Investments in Myanmar’s fisheries sector are almost all from the private sector and it is time to consider more help from the government for the sake of improving domestic food security and generating more revenue from exports says U Win Kyaing, general secretary of the Myanmar Fisheries Federation.
The lack of financing is one of the main things holding back the sector’s modernisation U Win Kyaing added.
“Financial assistance can come not only from the government and domestic banks, but also foreign institutions. This should be considered by government sector,” he said.
Myanmar is still very much an agriculture-based country, with 7.28 million hectares under cultivation, equal to the amount of virgin land. Almost 70 percent of the country’s population lives in rural areas and are involved in agriculture.
“The world seafood consumption has grown higher in developed regions like the Americas, European Union and also the Middle East. China is a large market and consumption is growing in countries such as South Korea and Russia.
Myanmar’s location and its climate gives a big natural advantage as a producer of seafood, so we should grasp the opportunity to tap into a large and growing market,” he said.
However, the lack of modernisation in the country’s fisheries sector is not sustainable. Overfishing and use of archaic methods such as dynamite fishing, electro-fishing, and cyanide fishing are in danger of doing great harm to the country’s fish and prawn stocks.

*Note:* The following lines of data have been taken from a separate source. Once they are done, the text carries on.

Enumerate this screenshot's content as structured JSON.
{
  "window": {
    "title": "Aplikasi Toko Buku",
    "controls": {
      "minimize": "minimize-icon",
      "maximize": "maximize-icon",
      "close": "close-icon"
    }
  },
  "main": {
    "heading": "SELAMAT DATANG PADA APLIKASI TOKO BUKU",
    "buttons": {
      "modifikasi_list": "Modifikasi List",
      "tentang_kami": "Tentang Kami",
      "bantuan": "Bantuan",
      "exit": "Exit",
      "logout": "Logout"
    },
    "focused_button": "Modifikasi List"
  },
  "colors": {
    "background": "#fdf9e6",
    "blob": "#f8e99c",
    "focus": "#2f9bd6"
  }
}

According to one survey from 2013, the country’s fish and prawn stocks have been declining over the last 33 years in littoral and offshore waters, making the need for resource conservation programmes the use of sustainable fishing methods increasingly urgent.
While Myanmar stopped issuing foreign fishing permits in 2014 and imposed no-fishing periods in some areas, proper conservation efforts will require systematic use of modern technology. Such efforts will require funding and expertise.
Meanwhile, aquaculture, the breeding of fish and prawns in ponds or lakes, is also a potential area of growth for the country’s economy
According to the Fisheries Department, there are a total of a 194,000 hectares of fish and prawn farms in the country, mostly in Ayeyarwaddy Division, Yangon Division and Bago Region. Moreover, Sagaing Region and Mandalay Region also have farms that fulfil local demand in northern Myanmar.
Last year, Thailand’s fisheries sector generated US$6.5 billion while Vietnam’s generated US$8.3 billion.
(The Myanmar Times: https://www.mmtimes.com/news/fisheries-sector-not-developing-due-no-funding.html )